In the days following the Nov. 3 General Election, NPR spent time talking with voters about their presidential choice and reasons behind their choice.
One specific caller’s response was of particular interest to me. An admittedly white, Christian woman from the Midwest, the caller indicated her choice for president was driven, first and foremost, by her “pro-life” convictions and the need to protect the unborn. She repeatedly mentioned her belief in the “sanctity of life.”
I must confess that I really struggle with the profound consequences of a moral narrative such as this that focuses only on “the sanctity of birth” and chooses to ignore other facets of “life.” For example:
What about the lives of the more than 250,000 people who die in the U.S. every year from poverty and related issues? Or those who lack nutritious food or adequate health insurance?
- What about the lives of those affected by years of discrimination in housing and quality education? The homeless?
- What about the lives of teenagers who are tried as adults and sentenced to prison, some for life? Or those whose lives are swallowed up by a criminal justice system?
- What about those whose lives are affected by the environmental effects of decisions driven by greed and profit?
If we truly believe in the “sanctity of life,” we should feel a responsibility to embrace the sanctity of all lives — from birth to death.
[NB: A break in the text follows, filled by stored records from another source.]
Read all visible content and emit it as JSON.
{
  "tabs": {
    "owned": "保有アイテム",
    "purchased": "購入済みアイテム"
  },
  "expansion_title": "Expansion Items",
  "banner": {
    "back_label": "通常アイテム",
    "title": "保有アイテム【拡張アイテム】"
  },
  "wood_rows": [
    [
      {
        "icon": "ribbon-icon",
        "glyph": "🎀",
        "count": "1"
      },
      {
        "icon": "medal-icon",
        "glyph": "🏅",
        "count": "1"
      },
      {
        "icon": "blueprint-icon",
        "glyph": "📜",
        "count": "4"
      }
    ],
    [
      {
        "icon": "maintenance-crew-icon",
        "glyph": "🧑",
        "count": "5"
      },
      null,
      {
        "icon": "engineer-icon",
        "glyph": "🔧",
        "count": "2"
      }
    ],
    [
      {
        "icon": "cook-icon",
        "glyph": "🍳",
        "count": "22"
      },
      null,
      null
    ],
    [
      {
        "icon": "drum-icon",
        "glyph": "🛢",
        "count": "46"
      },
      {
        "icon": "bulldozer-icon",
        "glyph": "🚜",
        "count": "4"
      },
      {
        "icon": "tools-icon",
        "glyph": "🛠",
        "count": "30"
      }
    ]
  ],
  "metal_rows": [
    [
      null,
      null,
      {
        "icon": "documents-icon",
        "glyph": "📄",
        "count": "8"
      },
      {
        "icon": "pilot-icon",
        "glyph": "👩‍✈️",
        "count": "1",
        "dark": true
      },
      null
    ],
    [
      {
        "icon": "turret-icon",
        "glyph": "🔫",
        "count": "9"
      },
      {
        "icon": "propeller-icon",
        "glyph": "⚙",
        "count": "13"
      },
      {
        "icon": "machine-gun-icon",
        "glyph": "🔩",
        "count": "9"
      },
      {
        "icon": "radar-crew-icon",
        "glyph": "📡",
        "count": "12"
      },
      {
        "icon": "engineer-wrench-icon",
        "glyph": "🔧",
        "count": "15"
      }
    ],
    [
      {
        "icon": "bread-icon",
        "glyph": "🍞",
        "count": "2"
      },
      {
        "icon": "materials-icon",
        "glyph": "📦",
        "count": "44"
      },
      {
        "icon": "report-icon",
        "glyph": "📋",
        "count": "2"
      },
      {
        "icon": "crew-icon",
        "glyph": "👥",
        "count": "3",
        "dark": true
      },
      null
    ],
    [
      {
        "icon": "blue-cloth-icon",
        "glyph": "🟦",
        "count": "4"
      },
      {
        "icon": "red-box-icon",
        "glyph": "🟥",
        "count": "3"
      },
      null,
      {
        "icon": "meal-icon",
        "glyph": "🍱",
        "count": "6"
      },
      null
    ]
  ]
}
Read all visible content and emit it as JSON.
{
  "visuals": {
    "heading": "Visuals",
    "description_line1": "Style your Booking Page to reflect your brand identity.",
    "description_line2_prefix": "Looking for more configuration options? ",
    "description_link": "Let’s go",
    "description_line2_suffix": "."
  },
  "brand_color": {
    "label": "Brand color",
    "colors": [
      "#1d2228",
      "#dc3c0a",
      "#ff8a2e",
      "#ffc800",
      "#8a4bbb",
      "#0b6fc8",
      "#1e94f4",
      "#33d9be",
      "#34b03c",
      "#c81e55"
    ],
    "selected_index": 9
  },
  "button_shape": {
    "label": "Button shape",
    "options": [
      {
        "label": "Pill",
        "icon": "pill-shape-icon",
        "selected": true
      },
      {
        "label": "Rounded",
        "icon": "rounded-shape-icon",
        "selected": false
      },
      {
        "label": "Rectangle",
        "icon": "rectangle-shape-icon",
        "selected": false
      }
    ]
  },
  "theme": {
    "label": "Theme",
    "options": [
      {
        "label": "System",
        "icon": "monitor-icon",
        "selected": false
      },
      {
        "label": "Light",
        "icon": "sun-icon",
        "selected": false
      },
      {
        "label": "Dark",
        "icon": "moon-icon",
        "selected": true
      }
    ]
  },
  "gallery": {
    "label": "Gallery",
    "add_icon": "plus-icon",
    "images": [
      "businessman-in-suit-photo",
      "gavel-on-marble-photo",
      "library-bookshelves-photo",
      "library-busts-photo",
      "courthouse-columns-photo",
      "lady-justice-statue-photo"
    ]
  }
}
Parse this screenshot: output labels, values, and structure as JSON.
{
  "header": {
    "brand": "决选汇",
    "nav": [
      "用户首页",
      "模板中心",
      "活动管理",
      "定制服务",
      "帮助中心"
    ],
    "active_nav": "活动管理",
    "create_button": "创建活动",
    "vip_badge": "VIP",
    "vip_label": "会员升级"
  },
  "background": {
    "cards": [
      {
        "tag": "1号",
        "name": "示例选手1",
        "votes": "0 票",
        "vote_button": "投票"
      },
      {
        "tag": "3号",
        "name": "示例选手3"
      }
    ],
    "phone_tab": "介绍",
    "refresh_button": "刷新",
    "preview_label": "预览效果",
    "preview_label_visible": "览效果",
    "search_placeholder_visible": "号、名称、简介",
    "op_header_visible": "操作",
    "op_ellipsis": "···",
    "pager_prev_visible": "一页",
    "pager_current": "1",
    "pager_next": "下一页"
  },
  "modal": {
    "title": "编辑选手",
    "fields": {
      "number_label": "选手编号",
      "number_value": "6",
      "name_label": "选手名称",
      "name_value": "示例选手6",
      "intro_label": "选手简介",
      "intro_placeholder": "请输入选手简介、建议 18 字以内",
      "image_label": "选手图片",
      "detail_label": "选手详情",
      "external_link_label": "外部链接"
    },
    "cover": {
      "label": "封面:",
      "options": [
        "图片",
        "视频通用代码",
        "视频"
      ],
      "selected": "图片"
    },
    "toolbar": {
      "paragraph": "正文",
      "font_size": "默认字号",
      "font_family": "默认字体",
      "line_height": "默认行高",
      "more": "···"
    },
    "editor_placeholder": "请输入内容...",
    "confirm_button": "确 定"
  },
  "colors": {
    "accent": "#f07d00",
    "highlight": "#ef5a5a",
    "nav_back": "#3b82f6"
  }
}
Whether through our vote or just in the ways we live our lives, we should not be content to accept those things that detrimentally impact and even destroy lives.
Personally, I don’t want to choose which part of life is most worthy of sanctity.
Linda Smith is a Columbia resident and longtime voter.